Tuesday, November 16, 2010
CW-X compression socks: a review and an attempt to explain compression clothing.
I recently purchased some CW-X compression socks. I like them. You should buy them. they work well, they feel nice, they have not ripped yet.
After that terrible review (seriously, great socks, work as told), I'm going to dive into compression clothing as a training modality.
Looking at a study by Kemmler, compression stockings (think socks), actually affect running anaerobic, aerobic, lactate threshold, BUT not VO2 max. Essentially, the let you suffer for a little bit longer on the run. They don't really help you raise your horse power, but they give you a little more gas. With a sprinting test on moderately in shape runners, athletes were able to pump for an extra 1.41 seconds. Doesn't sound like a lot, but that really adds up in the long term.
So how do they work?
By applying "graduated pressure", the theory is that you are returning blood from your legs to you heart, faster than you would normally. You have to remember that you body delivers the byproducts of exercise to spleen, liver, kidney through this method. These byproducts are part of the reason your legs are dead after running. Think lactate also. Most runners know that lactate is a big buzzword with running/exercise in general. By getting this acid byproduct out of your legs faster, you should be able to return to play faster.
Example, the CW-X compression socks have prominent banding along the Great Saphenous Vein. You should be able to return blood very fast by keeping pressure (moderate only) on this vein. Similarly, there's a band on the lateral (outside) of the leg that partially follows the Small Saphenous vein. This is my one caveat with the CW-X design. It is in my opinion that CW-X should have used a side dependendt system for these socks.

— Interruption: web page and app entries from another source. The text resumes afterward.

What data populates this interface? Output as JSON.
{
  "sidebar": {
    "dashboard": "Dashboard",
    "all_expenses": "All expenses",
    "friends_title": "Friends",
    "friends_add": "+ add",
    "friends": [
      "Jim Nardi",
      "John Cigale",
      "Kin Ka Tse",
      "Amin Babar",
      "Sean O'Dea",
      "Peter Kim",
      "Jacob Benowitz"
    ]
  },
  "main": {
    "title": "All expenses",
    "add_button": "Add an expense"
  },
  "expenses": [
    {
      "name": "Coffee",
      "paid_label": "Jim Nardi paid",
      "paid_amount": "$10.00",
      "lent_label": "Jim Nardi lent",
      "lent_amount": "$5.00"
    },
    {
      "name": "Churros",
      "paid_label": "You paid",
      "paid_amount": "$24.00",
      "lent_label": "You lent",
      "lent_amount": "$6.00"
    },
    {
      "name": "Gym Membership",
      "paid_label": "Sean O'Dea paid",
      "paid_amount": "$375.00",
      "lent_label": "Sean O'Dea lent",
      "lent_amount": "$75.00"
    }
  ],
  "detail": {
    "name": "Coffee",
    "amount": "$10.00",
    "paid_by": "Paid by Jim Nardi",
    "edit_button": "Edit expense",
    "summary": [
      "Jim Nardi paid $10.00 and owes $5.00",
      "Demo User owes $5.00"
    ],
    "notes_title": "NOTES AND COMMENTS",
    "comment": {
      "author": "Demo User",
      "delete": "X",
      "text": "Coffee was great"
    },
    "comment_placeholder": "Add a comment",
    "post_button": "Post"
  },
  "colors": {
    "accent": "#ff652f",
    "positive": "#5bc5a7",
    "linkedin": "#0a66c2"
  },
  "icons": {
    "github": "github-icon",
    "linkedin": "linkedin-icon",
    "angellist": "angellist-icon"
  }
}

Example, right foot only fits into right sock. The small saphenous vein only lies on the outside of your calf for about 10 cm, and then drops quickly behind the knee. I believe that by making a right and a left, CW-X could have properly followed the small saphenous vein. You would probably wear the socks out faster if you had side-dependent design, but you're paying for compression, do it right. That being said, I still love them.
Why is compression important to getting the blood back to the heart... get ready for some physiology!
Your blood is pumped out of the heart and into a system of pipes (arteries) that have their own pump stations inside the piping (muscles w/in the artery walls). This keeps pressure fairly consistent through the entire system. After blood is circulated, used in the body, and needs to be returned to get more oxygen in the heart, it's sent back to the heart via the veins. These veins don't have arteries within their walls, and rely on your bodies other muscles (like the calves) to send the blood back to the heart. For reasons far too deep to explain here, this is actually a good thing. So by applying compression socks, you keep the muscles in the calves tight and good to pump blood home to the heart.
So that's why people wear compression socks. Just to cap it off and give a few more reasons to buy...
Ali et al. recently did a study that showed that Delayed Onset Muscle soreness in athletes can be decreased massively by compression socks. That's the thing that makes you hurt like crazy a 24-48 hours after a hard workout.
Finally, I'm a very particular shopper, don't trust new exercise theories until they have legit studies, and injury ridden (so I'm very very careful about what I use). Oh... yah I'm wearing them as I'm writing right now. My legs don't even feel like I did the 4 mile hard night run from last evening. They feel great.